§ Your assignment
Locate every line in the records below that holds the word "accent" and return each one.

§ Input for this task
--- START ---
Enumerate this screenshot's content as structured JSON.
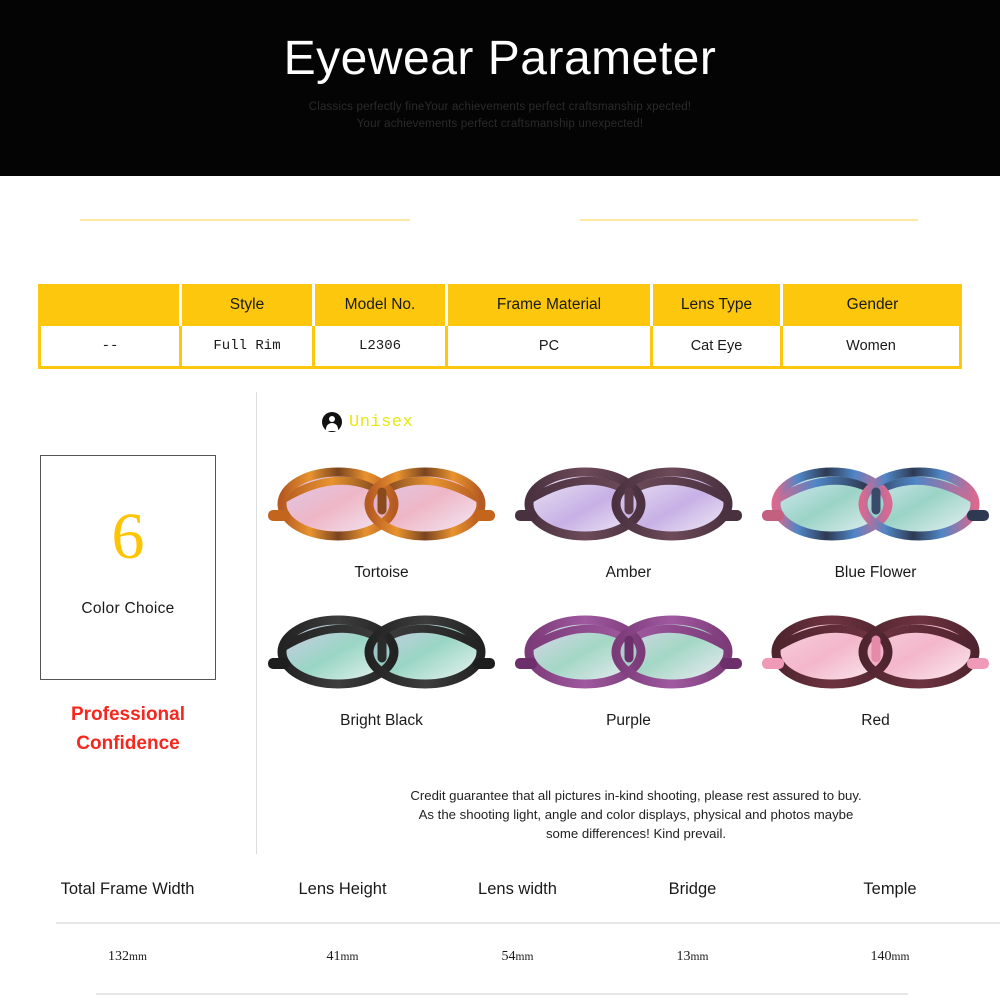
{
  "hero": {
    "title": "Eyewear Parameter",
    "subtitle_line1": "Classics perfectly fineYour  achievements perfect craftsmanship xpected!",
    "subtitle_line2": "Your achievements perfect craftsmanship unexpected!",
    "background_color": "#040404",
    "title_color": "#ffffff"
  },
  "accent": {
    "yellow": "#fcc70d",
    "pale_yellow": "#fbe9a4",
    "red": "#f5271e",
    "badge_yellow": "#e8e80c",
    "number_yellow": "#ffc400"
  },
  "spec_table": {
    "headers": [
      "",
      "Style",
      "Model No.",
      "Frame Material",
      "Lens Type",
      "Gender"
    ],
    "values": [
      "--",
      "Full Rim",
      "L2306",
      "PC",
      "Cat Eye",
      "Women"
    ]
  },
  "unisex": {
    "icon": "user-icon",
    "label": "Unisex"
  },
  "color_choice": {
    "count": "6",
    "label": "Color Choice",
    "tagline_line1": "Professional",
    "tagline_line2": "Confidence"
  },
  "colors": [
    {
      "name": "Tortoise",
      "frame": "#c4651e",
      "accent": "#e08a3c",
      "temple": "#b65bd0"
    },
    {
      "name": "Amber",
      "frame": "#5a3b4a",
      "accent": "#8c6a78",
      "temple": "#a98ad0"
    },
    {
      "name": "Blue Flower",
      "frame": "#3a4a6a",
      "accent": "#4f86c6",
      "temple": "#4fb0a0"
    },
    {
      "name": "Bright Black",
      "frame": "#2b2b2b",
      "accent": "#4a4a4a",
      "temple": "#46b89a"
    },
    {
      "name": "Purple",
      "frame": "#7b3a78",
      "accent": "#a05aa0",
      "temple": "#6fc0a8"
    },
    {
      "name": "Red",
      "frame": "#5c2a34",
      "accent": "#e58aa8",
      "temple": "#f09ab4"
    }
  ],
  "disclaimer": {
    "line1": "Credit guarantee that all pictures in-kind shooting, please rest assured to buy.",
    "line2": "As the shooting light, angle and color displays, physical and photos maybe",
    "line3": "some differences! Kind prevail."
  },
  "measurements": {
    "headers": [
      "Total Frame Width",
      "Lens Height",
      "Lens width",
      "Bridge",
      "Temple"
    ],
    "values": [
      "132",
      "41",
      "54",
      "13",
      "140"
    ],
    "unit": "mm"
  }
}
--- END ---
§ Finished exercise
  "accent": {
      "accent": "#e08a3c",
      "accent": "#8c6a78",
      "accent": "#4f86c6",
      "accent": "#4a4a4a",
      "accent": "#a05aa0",
      "accent": "#e58aa8",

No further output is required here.